====== MATERIAL FOR THIS TASK

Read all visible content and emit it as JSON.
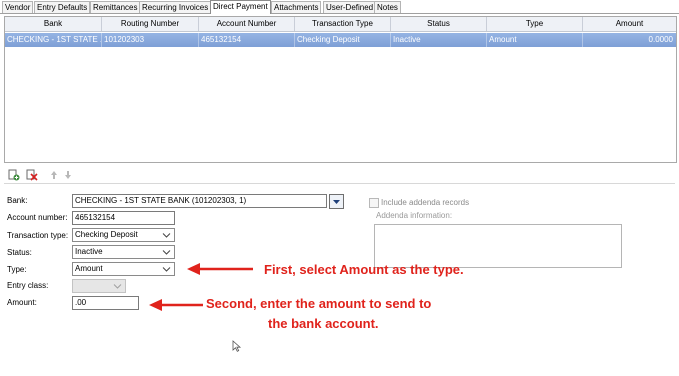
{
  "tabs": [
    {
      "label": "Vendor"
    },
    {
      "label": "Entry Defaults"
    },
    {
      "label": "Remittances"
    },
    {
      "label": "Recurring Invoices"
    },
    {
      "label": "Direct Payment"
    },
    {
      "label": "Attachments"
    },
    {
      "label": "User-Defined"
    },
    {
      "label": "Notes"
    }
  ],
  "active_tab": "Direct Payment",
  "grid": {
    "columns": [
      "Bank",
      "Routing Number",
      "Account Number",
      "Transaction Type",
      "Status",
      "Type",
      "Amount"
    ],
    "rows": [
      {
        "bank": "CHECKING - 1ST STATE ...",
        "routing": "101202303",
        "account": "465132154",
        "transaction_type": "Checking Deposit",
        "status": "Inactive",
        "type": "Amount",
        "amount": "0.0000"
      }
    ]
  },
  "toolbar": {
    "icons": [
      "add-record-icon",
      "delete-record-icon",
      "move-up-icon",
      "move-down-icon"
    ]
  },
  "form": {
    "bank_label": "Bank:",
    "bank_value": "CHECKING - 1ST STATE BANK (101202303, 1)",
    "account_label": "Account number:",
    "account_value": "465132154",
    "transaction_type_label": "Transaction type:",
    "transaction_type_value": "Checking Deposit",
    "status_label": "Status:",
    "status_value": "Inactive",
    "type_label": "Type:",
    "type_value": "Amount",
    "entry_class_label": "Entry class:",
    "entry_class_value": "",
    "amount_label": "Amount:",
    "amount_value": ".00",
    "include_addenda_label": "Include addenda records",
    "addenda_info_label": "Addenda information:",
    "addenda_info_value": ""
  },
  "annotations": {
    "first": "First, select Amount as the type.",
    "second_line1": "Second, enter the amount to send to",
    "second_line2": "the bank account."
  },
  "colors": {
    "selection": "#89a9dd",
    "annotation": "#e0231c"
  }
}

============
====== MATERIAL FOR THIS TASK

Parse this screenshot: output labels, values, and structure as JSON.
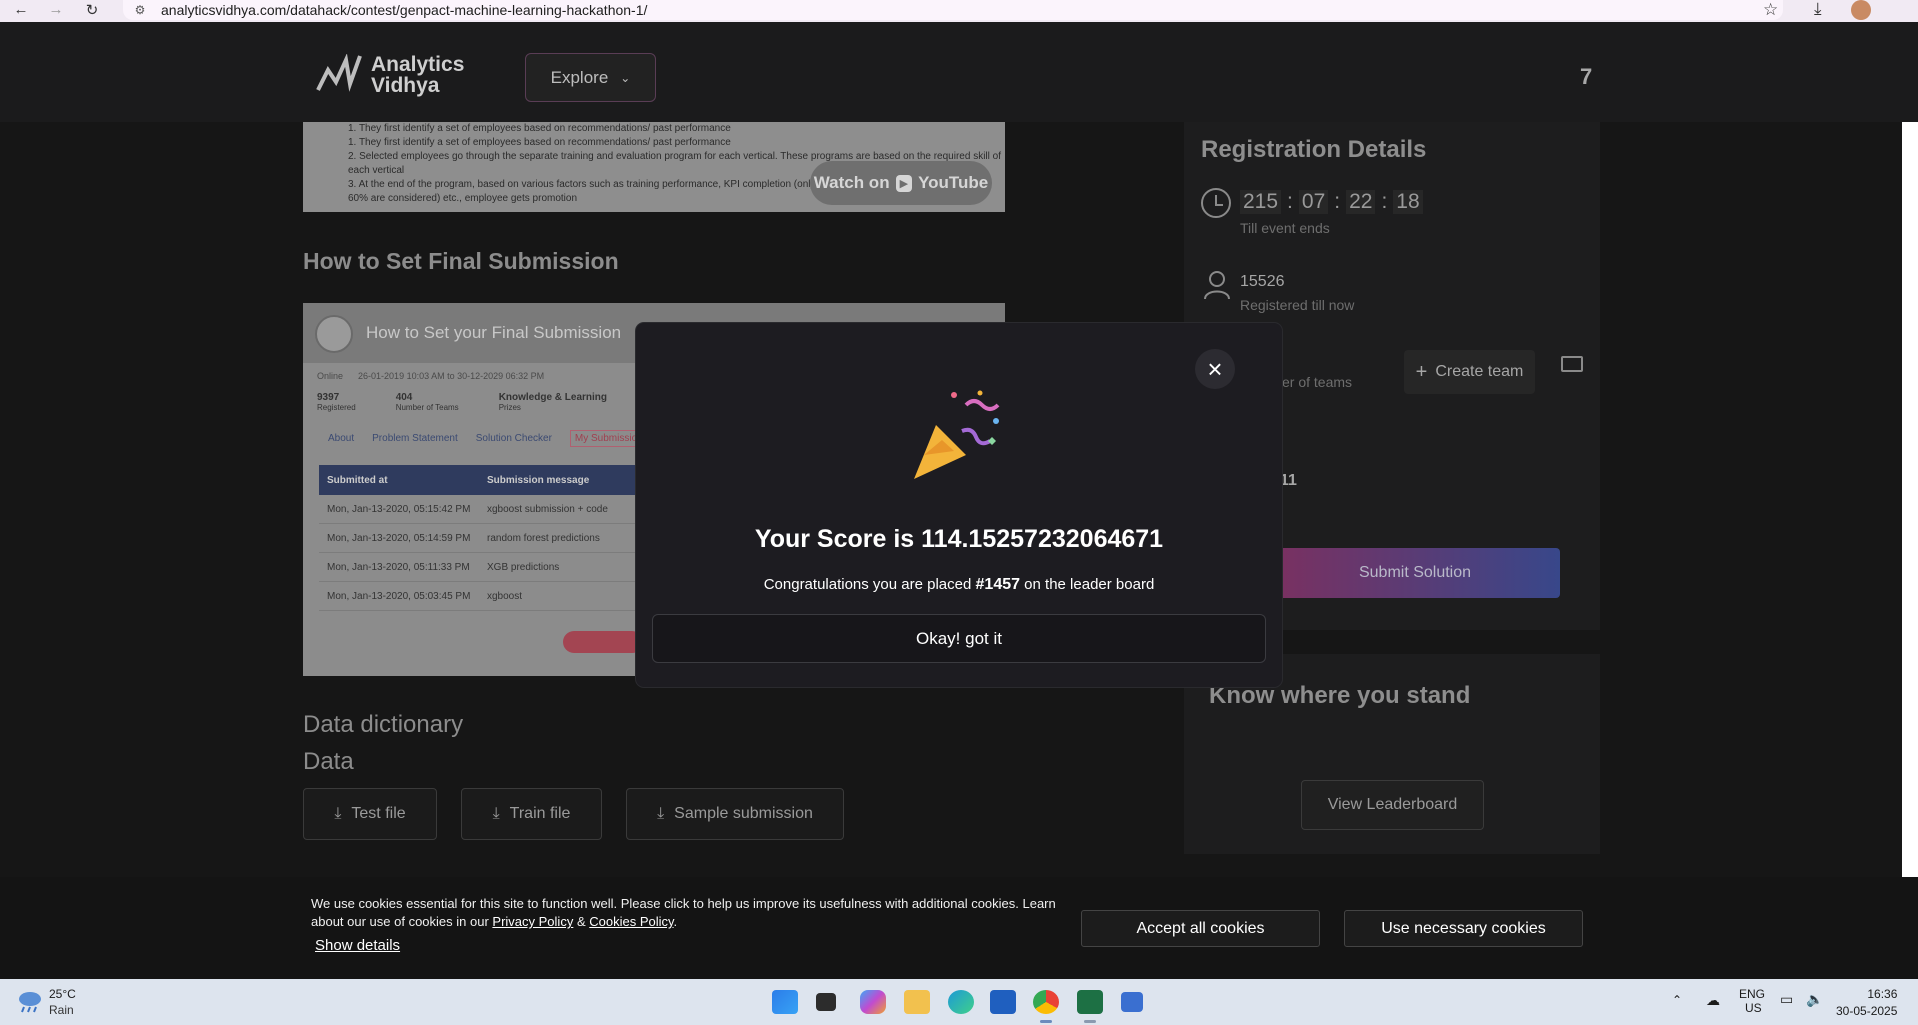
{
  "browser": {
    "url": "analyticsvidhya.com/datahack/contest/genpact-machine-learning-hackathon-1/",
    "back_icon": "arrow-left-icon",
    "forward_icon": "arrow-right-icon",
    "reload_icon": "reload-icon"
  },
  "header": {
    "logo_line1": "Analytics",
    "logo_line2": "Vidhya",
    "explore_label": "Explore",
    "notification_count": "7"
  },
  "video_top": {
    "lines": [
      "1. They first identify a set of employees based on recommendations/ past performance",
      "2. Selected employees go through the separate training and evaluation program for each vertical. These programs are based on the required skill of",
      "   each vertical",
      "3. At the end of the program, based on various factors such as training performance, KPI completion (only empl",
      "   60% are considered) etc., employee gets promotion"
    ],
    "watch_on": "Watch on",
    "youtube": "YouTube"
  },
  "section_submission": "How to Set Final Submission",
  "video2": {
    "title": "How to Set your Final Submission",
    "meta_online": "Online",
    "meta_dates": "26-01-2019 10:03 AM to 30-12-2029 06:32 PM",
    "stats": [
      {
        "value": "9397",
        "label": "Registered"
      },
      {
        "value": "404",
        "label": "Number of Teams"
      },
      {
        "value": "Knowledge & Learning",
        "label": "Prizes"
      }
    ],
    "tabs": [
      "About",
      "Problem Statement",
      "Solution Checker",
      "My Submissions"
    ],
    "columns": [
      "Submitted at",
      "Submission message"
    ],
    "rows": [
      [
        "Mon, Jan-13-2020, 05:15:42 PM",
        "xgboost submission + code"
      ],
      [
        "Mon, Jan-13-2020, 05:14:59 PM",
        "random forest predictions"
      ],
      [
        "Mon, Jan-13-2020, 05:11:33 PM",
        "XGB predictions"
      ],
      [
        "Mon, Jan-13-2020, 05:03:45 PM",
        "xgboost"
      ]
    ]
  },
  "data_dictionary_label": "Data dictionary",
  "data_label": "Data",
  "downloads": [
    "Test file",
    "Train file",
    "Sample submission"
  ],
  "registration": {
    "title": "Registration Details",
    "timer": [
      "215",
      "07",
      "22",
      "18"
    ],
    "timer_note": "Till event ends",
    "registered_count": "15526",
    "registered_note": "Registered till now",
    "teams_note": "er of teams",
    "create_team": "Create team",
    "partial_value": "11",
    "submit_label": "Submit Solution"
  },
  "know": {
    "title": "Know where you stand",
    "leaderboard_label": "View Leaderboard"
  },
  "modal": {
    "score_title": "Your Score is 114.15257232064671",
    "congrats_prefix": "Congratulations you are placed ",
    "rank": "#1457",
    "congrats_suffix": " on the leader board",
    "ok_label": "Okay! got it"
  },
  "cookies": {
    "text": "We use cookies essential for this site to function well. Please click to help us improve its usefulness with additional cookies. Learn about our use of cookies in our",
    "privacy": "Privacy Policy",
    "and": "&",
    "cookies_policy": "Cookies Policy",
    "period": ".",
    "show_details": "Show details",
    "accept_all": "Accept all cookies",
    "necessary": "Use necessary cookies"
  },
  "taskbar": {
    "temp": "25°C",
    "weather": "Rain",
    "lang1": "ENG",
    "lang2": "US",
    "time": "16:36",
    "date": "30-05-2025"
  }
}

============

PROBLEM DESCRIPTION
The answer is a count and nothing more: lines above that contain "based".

WRITTEN RESPONSE
3